[Exercise aim]:
Within the entries below, how many lines carry the word "أكواد"? State the number and stop.

Records from a dataset
**********

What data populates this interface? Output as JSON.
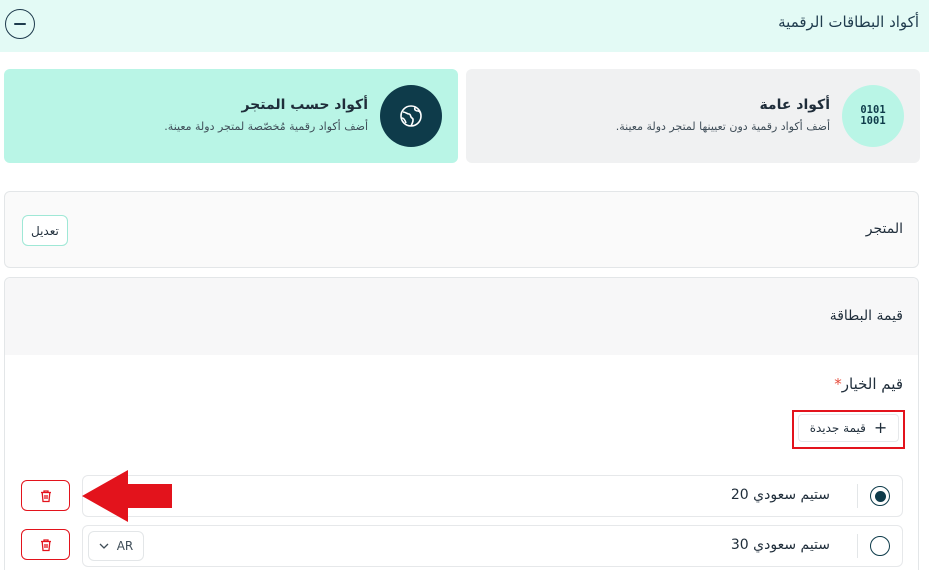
{
  "header": {
    "title": "أكواد البطاقات الرقمية",
    "collapse_icon": "minus-circle-icon"
  },
  "cards": {
    "general": {
      "icon_text": "0101\n1001",
      "title": "أكواد عامة",
      "description": "أضف أكواد رقمية دون تعيينها لمتجر دولة معينة."
    },
    "store": {
      "icon": "globe-icon",
      "title": "أكواد حسب المتجر",
      "description": "أضف أكواد رقمية مُخصّصة لمتجر دولة معينة."
    }
  },
  "store_section": {
    "label": "المتجر",
    "edit_label": "تعديل"
  },
  "value_section": {
    "label": "قيمة البطاقة",
    "options_label": "قيم الخيار",
    "required_mark": "*",
    "new_value_label": "قيمة جديدة"
  },
  "options": [
    {
      "value": "ستيم سعودي 20",
      "selected": true
    },
    {
      "value": "ستيم سعودي 30",
      "selected": false,
      "language": "AR"
    }
  ],
  "colors": {
    "accent": "#0e3b4a",
    "mint": "#b9f5e6",
    "danger": "#e3131c"
  }
}
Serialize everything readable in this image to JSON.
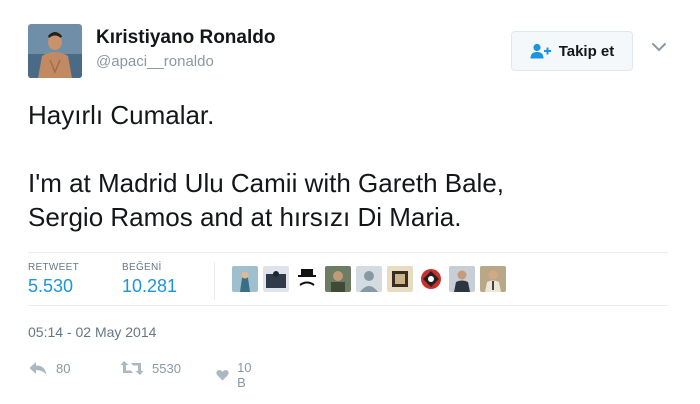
{
  "author": {
    "display_name": "Kıristiyano Ronaldo",
    "screen_name": "@apaci__ronaldo",
    "avatar_icon": "profile-photo-icon"
  },
  "follow_button": {
    "label": "Takip et",
    "icon": "add-user-icon"
  },
  "more_menu": {
    "icon": "chevron-down-icon"
  },
  "tweet": {
    "lines": [
      "Hayırlı Cumalar.",
      "I'm at Madrid Ulu Camii with Gareth Bale,",
      "Sergio Ramos and at hırsızı Di Maria."
    ]
  },
  "stats": {
    "retweet_label": "RETWEET",
    "retweet_value": "5.530",
    "like_label": "BEĞENİ",
    "like_value": "10.281"
  },
  "likers": [
    {
      "name": "liker-avatar-1",
      "color": "#6a9bb0"
    },
    {
      "name": "liker-avatar-2",
      "color": "#2f3b48"
    },
    {
      "name": "liker-avatar-3",
      "color": "#ffffff"
    },
    {
      "name": "liker-avatar-4",
      "color": "#5b6b54"
    },
    {
      "name": "liker-avatar-5",
      "color": "#b9c4cc"
    },
    {
      "name": "liker-avatar-6",
      "color": "#d8c9a8"
    },
    {
      "name": "liker-avatar-7",
      "color": "#c9302c"
    },
    {
      "name": "liker-avatar-8",
      "color": "#4b5560"
    },
    {
      "name": "liker-avatar-9",
      "color": "#8a7a5a"
    }
  ],
  "timestamp": "05:14 - 02 May 2014",
  "actions": {
    "reply_count": "80",
    "retweet_count": "5530",
    "like_count": "10 B"
  },
  "colors": {
    "accent": "#1b95e0",
    "text": "#14171a",
    "muted": "#657786"
  }
}
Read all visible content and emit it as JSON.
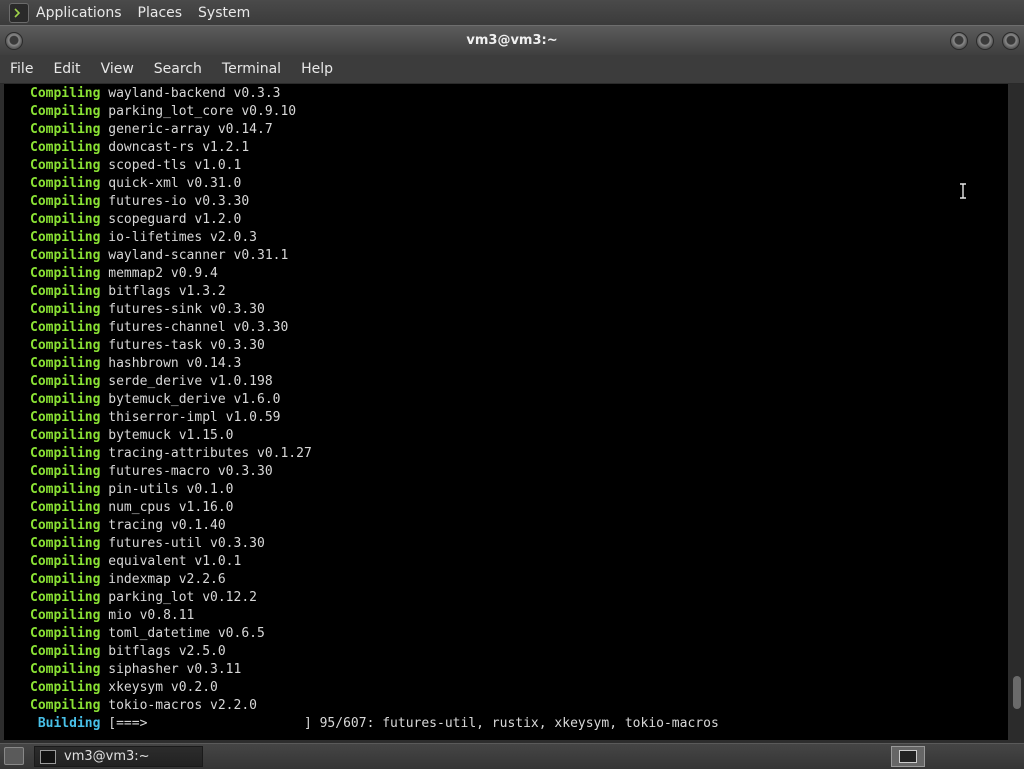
{
  "top_panel": {
    "menus": [
      "Applications",
      "Places",
      "System"
    ]
  },
  "window": {
    "title": "vm3@vm3:~",
    "menu": [
      "File",
      "Edit",
      "View",
      "Search",
      "Terminal",
      "Help"
    ]
  },
  "terminal": {
    "lines": [
      {
        "keyword": "Compiling",
        "text": "wayland-backend v0.3.3"
      },
      {
        "keyword": "Compiling",
        "text": "parking_lot_core v0.9.10"
      },
      {
        "keyword": "Compiling",
        "text": "generic-array v0.14.7"
      },
      {
        "keyword": "Compiling",
        "text": "downcast-rs v1.2.1"
      },
      {
        "keyword": "Compiling",
        "text": "scoped-tls v1.0.1"
      },
      {
        "keyword": "Compiling",
        "text": "quick-xml v0.31.0"
      },
      {
        "keyword": "Compiling",
        "text": "futures-io v0.3.30"
      },
      {
        "keyword": "Compiling",
        "text": "scopeguard v1.2.0"
      },
      {
        "keyword": "Compiling",
        "text": "io-lifetimes v2.0.3"
      },
      {
        "keyword": "Compiling",
        "text": "wayland-scanner v0.31.1"
      },
      {
        "keyword": "Compiling",
        "text": "memmap2 v0.9.4"
      },
      {
        "keyword": "Compiling",
        "text": "bitflags v1.3.2"
      },
      {
        "keyword": "Compiling",
        "text": "futures-sink v0.3.30"
      },
      {
        "keyword": "Compiling",
        "text": "futures-channel v0.3.30"
      },
      {
        "keyword": "Compiling",
        "text": "futures-task v0.3.30"
      },
      {
        "keyword": "Compiling",
        "text": "hashbrown v0.14.3"
      },
      {
        "keyword": "Compiling",
        "text": "serde_derive v1.0.198"
      },
      {
        "keyword": "Compiling",
        "text": "bytemuck_derive v1.6.0"
      },
      {
        "keyword": "Compiling",
        "text": "thiserror-impl v1.0.59"
      },
      {
        "keyword": "Compiling",
        "text": "bytemuck v1.15.0"
      },
      {
        "keyword": "Compiling",
        "text": "tracing-attributes v0.1.27"
      },
      {
        "keyword": "Compiling",
        "text": "futures-macro v0.3.30"
      },
      {
        "keyword": "Compiling",
        "text": "pin-utils v0.1.0"
      },
      {
        "keyword": "Compiling",
        "text": "num_cpus v1.16.0"
      },
      {
        "keyword": "Compiling",
        "text": "tracing v0.1.40"
      },
      {
        "keyword": "Compiling",
        "text": "futures-util v0.3.30"
      },
      {
        "keyword": "Compiling",
        "text": "equivalent v1.0.1"
      },
      {
        "keyword": "Compiling",
        "text": "indexmap v2.2.6"
      },
      {
        "keyword": "Compiling",
        "text": "parking_lot v0.12.2"
      },
      {
        "keyword": "Compiling",
        "text": "mio v0.8.11"
      },
      {
        "keyword": "Compiling",
        "text": "toml_datetime v0.6.5"
      },
      {
        "keyword": "Compiling",
        "text": "bitflags v2.5.0"
      },
      {
        "keyword": "Compiling",
        "text": "siphasher v0.3.11"
      },
      {
        "keyword": "Compiling",
        "text": "xkeysym v0.2.0"
      },
      {
        "keyword": "Compiling",
        "text": "tokio-macros v2.2.0"
      }
    ],
    "building": {
      "keyword": "Building",
      "progress_bar": "[===>                    ]",
      "status": "95/607: futures-util, rustix, xkeysym, tokio-macros"
    },
    "scroll_position": 0.95,
    "scroll_visible_fraction": 0.05
  },
  "taskbar": {
    "window_label": "vm3@vm3:~"
  },
  "colors": {
    "compiling": "#8ae234",
    "building": "#48c0e8",
    "terminal_bg": "#000000",
    "terminal_fg": "#d8d8d8"
  },
  "icons": [
    "terminal-app-icon",
    "window-control-icon",
    "ibeam-cursor-icon",
    "show-desktop-icon",
    "terminal-window-icon",
    "workspace-icon"
  ]
}
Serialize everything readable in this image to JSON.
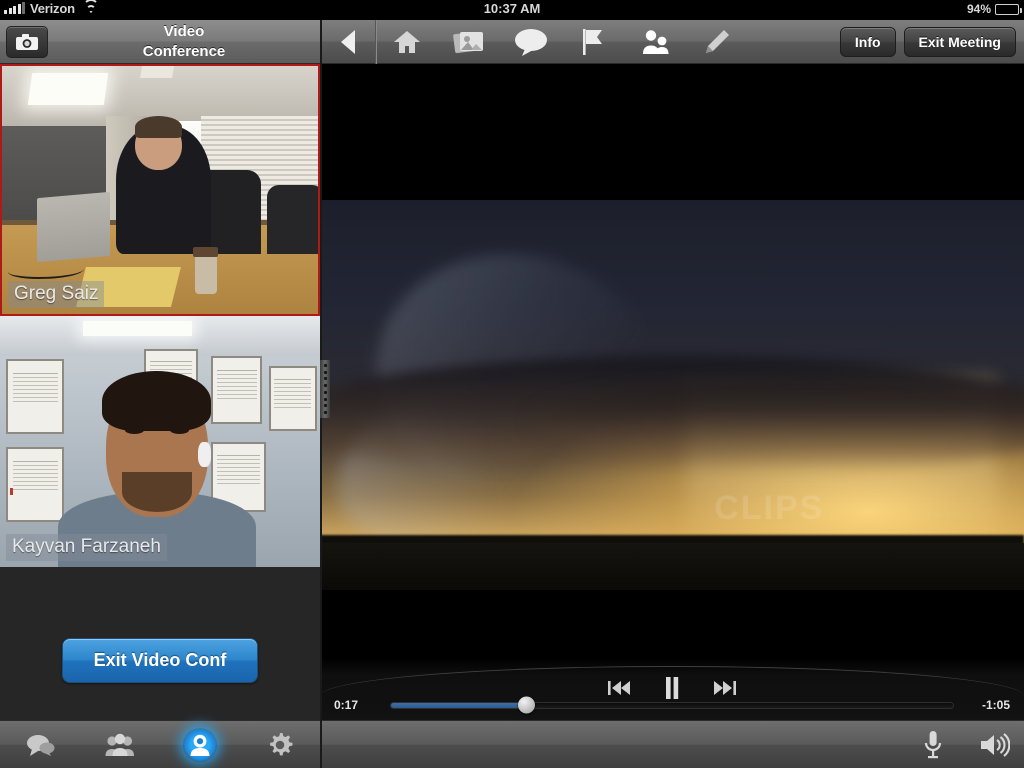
{
  "status_bar": {
    "carrier": "Verizon",
    "time": "10:37 AM",
    "battery_percent": "94%",
    "signal_icon": "signal-bars-icon",
    "wifi_icon": "wifi-icon",
    "battery_icon": "battery-icon"
  },
  "sidebar": {
    "title_line1": "Video",
    "title_line2": "Conference",
    "camera_button_icon": "camera-icon",
    "participants": [
      {
        "name": "Greg Saiz",
        "active_speaker": true
      },
      {
        "name": "Kayvan Farzaneh",
        "active_speaker": false
      }
    ],
    "exit_video_conf_label": "Exit Video Conf",
    "tabs": [
      {
        "name": "chat",
        "icon": "chat-bubbles-icon",
        "active": false
      },
      {
        "name": "participants",
        "icon": "people-group-icon",
        "active": false
      },
      {
        "name": "video",
        "icon": "webcam-icon",
        "active": true
      },
      {
        "name": "settings",
        "icon": "gear-icon",
        "active": false
      }
    ],
    "active_border_color": "#b11818"
  },
  "toolbar": {
    "back_icon": "back-arrow-icon",
    "items": [
      {
        "name": "home",
        "icon": "home-icon"
      },
      {
        "name": "photos",
        "icon": "photos-icon"
      },
      {
        "name": "chat",
        "icon": "chat-bubble-icon"
      },
      {
        "name": "flag",
        "icon": "flag-icon"
      },
      {
        "name": "participants",
        "icon": "people-icon"
      },
      {
        "name": "annotate",
        "icon": "pen-icon"
      }
    ],
    "info_label": "Info",
    "exit_meeting_label": "Exit Meeting"
  },
  "player": {
    "current_time": "0:17",
    "remaining_time": "-1:05",
    "progress_percent": 24,
    "state": "playing",
    "rewind_icon": "rewind-icon",
    "pause_icon": "pause-icon",
    "forward_icon": "fast-forward-icon",
    "scrubber_fill_color": "#3c6fa8",
    "watermark": "CLIPS"
  },
  "bottom_bar": {
    "microphone_icon": "microphone-icon",
    "speaker_icon": "speaker-icon"
  },
  "splitter": {
    "icon": "drag-handle-icon"
  }
}
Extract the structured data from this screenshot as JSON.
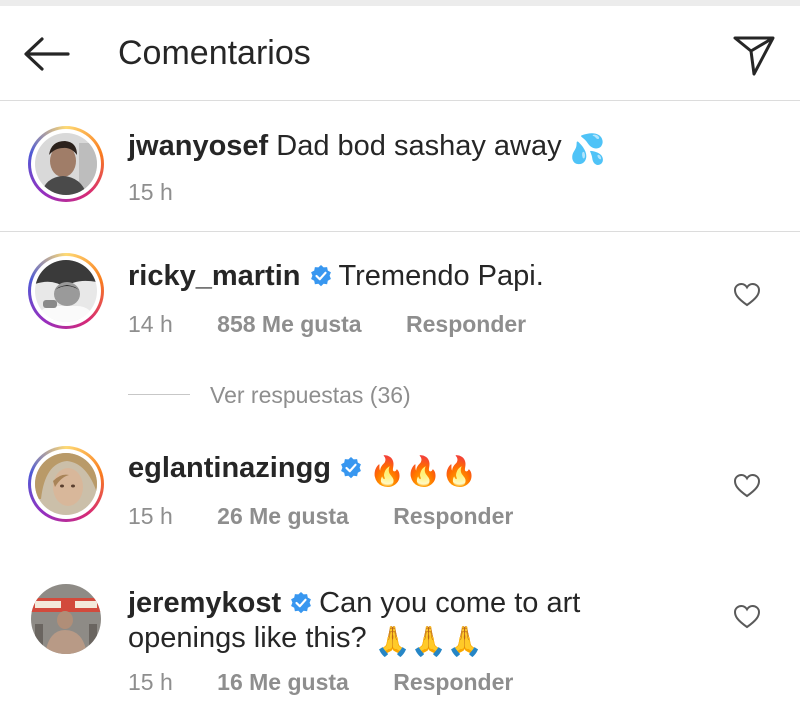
{
  "header": {
    "title": "Comentarios",
    "back_icon": "arrow-left-icon",
    "share_icon": "paper-plane-icon"
  },
  "caption": {
    "username": "jwanyosef",
    "text": "Dad bod sashay away",
    "emoji": "💦",
    "time": "15 h"
  },
  "comments": [
    {
      "username": "ricky_martin",
      "verified": true,
      "text": "Tremendo Papi.",
      "time": "14 h",
      "likes": "858 Me gusta",
      "reply": "Responder"
    },
    {
      "username": "eglantinazingg",
      "verified": true,
      "text": "🔥🔥🔥",
      "time": "15 h",
      "likes": "26 Me gusta",
      "reply": "Responder"
    },
    {
      "username": "jeremykost",
      "verified": true,
      "text": "Can you come to art",
      "text2": "openings like this?",
      "emoji2": "🙏🙏🙏",
      "time": "15 h",
      "likes": "16 Me gusta",
      "reply": "Responder"
    }
  ],
  "view_replies": "Ver respuestas (36)",
  "colors": {
    "text": "#262626",
    "secondary": "#8e8e8e",
    "verified": "#3897f0",
    "divider": "#dcdcdc"
  }
}
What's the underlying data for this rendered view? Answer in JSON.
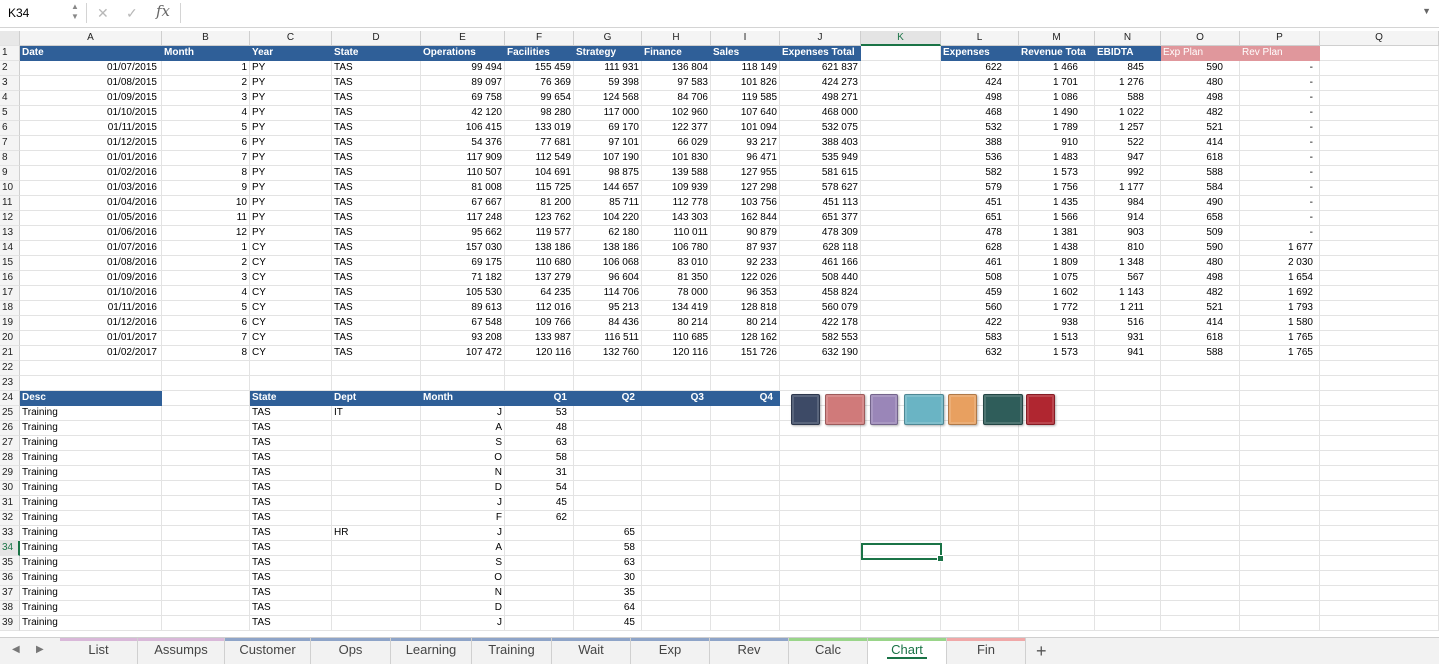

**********

[Answer to this exercise]:
5